* What you will do *
Among the records, which lines hold the word "embarcación"? Pick them out.

* Interface dataset entries *

----

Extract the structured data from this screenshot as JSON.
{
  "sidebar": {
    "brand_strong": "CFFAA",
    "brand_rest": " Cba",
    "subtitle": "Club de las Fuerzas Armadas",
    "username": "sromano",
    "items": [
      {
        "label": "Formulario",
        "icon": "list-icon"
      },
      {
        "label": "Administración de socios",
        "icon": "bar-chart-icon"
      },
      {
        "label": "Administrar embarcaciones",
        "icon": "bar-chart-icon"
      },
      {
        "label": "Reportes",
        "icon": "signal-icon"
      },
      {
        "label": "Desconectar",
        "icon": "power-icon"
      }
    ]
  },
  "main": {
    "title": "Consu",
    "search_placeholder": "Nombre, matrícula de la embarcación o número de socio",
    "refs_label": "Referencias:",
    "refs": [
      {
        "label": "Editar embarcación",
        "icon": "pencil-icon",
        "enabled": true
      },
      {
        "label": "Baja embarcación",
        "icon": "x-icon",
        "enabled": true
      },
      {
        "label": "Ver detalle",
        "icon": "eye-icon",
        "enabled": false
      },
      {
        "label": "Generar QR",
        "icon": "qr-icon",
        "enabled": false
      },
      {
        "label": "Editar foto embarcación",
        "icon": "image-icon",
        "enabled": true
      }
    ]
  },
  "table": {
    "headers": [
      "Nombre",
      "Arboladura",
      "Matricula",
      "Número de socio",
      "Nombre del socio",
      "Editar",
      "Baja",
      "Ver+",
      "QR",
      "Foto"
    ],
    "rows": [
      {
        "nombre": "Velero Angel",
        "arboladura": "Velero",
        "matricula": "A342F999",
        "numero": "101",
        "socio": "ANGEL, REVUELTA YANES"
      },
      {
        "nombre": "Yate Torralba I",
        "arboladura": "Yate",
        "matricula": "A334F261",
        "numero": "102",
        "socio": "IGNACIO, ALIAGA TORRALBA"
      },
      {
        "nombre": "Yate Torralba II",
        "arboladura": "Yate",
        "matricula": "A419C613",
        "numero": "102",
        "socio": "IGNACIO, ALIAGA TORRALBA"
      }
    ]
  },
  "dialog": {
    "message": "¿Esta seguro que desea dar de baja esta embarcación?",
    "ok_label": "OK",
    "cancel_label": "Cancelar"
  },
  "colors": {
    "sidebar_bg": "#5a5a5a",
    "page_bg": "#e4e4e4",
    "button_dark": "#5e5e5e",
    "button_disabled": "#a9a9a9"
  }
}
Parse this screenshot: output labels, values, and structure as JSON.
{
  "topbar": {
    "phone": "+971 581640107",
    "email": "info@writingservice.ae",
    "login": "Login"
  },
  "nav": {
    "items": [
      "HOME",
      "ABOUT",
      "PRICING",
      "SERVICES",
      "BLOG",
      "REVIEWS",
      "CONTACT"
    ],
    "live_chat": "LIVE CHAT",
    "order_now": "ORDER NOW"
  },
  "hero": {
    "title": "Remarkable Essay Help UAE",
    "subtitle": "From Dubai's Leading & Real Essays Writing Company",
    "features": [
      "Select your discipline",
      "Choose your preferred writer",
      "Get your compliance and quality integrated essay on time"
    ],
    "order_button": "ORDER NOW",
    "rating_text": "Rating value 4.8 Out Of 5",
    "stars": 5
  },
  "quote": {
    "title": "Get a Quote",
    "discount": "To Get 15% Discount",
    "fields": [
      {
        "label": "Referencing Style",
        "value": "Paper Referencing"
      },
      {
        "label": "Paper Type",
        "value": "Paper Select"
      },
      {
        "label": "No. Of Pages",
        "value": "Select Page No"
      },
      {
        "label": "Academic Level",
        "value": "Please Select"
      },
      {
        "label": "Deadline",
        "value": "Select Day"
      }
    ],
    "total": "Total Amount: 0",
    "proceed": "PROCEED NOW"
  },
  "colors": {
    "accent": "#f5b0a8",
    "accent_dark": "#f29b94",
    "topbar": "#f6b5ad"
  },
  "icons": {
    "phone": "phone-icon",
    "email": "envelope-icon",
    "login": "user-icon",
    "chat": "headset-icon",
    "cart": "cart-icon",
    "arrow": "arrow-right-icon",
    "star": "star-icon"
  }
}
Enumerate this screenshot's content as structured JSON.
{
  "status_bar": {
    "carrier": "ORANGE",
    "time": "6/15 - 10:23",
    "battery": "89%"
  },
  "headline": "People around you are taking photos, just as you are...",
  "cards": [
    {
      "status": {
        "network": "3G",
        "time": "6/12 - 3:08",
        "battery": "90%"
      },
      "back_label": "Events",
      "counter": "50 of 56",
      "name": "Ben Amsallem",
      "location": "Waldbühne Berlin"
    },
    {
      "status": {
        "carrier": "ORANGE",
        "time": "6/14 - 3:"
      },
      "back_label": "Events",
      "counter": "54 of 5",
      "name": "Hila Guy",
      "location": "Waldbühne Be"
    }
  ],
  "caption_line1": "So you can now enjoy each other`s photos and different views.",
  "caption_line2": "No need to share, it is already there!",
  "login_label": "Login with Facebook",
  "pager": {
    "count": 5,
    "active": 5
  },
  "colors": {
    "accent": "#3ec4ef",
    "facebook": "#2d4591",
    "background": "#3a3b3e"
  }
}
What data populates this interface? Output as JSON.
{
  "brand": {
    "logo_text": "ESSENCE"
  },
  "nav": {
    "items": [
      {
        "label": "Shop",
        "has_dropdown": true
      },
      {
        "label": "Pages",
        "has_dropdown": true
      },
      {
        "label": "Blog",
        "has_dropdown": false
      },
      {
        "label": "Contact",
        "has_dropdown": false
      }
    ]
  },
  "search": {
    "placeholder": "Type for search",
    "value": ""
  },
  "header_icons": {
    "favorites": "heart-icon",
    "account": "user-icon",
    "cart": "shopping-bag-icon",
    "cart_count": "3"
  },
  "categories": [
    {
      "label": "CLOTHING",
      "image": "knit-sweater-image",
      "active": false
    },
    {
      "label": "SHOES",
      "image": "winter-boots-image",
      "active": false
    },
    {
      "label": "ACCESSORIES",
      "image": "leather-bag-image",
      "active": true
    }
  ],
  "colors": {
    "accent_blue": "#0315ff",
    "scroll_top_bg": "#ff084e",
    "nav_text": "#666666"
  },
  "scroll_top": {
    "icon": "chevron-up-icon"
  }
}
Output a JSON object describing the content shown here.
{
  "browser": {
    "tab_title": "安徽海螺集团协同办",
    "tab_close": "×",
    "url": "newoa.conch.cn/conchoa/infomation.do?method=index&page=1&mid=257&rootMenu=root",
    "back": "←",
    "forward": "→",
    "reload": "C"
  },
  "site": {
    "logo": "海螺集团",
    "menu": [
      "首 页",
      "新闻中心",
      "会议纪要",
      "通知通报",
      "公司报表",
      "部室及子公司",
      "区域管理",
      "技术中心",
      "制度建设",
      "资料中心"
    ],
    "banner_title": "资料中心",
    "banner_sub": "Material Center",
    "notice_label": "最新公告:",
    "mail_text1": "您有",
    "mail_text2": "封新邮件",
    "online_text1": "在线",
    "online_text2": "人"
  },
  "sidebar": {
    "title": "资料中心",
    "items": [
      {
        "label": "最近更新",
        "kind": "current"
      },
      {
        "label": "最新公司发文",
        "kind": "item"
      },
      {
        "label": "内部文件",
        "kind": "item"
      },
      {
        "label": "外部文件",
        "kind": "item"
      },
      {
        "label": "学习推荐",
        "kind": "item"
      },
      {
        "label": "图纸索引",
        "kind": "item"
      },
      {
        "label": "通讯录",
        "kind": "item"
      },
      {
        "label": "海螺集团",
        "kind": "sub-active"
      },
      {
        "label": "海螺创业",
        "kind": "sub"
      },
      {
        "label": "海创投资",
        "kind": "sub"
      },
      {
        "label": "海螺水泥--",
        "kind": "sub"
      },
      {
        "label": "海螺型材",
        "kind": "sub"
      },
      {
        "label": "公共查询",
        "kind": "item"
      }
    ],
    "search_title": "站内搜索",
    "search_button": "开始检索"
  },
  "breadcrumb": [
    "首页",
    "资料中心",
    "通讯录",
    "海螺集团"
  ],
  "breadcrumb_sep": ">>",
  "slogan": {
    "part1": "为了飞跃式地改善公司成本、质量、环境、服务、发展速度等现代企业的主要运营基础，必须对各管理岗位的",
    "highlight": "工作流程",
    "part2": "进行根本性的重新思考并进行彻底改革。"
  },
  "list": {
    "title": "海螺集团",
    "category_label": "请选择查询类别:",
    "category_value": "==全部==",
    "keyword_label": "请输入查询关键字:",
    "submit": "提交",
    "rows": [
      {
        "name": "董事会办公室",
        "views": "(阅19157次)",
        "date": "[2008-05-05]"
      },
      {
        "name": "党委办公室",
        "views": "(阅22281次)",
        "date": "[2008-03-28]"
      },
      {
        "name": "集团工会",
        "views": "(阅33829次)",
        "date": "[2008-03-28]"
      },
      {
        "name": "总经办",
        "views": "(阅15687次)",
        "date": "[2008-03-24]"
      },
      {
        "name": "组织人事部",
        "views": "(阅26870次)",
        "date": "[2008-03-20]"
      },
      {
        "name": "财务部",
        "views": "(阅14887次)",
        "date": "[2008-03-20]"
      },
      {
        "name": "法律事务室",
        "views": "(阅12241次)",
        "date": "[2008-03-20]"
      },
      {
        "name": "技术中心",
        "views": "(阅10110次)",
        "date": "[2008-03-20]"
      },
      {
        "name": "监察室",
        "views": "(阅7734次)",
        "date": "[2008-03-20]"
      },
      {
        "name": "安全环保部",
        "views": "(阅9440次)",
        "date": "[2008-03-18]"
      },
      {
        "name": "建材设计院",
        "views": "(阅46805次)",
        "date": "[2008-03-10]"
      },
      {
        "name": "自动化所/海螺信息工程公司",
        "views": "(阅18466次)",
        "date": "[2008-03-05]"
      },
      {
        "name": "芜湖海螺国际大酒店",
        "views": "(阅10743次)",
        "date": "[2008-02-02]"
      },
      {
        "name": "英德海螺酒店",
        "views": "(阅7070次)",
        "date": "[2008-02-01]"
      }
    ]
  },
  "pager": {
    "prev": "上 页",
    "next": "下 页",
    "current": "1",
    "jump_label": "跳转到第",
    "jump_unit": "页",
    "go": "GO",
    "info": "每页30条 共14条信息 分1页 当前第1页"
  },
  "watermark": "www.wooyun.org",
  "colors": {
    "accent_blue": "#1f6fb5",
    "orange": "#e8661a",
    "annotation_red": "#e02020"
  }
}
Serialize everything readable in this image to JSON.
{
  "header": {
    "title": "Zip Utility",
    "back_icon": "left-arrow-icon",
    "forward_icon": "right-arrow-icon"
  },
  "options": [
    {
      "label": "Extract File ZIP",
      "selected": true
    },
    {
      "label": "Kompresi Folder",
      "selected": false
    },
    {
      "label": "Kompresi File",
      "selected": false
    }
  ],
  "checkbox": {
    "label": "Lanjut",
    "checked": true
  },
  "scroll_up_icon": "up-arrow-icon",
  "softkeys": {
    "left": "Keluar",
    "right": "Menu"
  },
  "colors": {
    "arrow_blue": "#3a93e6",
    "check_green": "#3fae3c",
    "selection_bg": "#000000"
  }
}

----

* Result of this task *
    "search_placeholder": "Nombre, matrícula de la embarcación o número de socio",
        "label": "Editar embarcación",
        "label": "Baja embarcación",
        "label": "Editar foto embarcación",
    "message": "¿Esta seguro que desea dar de baja esta embarcación?",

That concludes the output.